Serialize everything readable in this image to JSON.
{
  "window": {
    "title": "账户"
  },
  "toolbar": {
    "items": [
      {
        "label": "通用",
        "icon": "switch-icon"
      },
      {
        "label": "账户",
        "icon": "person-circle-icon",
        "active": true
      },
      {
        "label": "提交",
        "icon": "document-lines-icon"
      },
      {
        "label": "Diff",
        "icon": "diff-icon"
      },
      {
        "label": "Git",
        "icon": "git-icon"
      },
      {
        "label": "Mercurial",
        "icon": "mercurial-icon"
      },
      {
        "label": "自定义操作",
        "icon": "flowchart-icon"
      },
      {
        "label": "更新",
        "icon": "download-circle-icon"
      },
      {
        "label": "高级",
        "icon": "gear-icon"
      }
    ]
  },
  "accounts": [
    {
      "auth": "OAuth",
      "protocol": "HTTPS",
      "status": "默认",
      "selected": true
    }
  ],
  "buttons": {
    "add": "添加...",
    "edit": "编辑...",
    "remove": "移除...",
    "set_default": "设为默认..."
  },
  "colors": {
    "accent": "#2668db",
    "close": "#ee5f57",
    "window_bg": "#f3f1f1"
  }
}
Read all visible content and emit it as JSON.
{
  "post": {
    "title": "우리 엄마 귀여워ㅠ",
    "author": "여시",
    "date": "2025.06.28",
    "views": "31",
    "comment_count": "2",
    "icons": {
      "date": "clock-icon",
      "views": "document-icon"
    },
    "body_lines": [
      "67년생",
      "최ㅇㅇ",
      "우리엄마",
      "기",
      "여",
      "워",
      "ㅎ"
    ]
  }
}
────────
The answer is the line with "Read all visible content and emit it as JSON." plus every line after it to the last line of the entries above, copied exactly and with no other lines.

**Written answer:**
Read all visible content and emit it as JSON.
{
  "post": {
    "title": "우리 엄마 귀여워ㅠ",
    "author": "여시",
    "date": "2025.06.28",
    "views": "31",
    "comment_count": "2",
    "icons": {
      "date": "clock-icon",
      "views": "document-icon"
    },
    "body_lines": [
      "67년생",
      "최ㅇㅇ",
      "우리엄마",
      "기",
      "여",
      "워",
      "ㅎ"
    ]
  }
}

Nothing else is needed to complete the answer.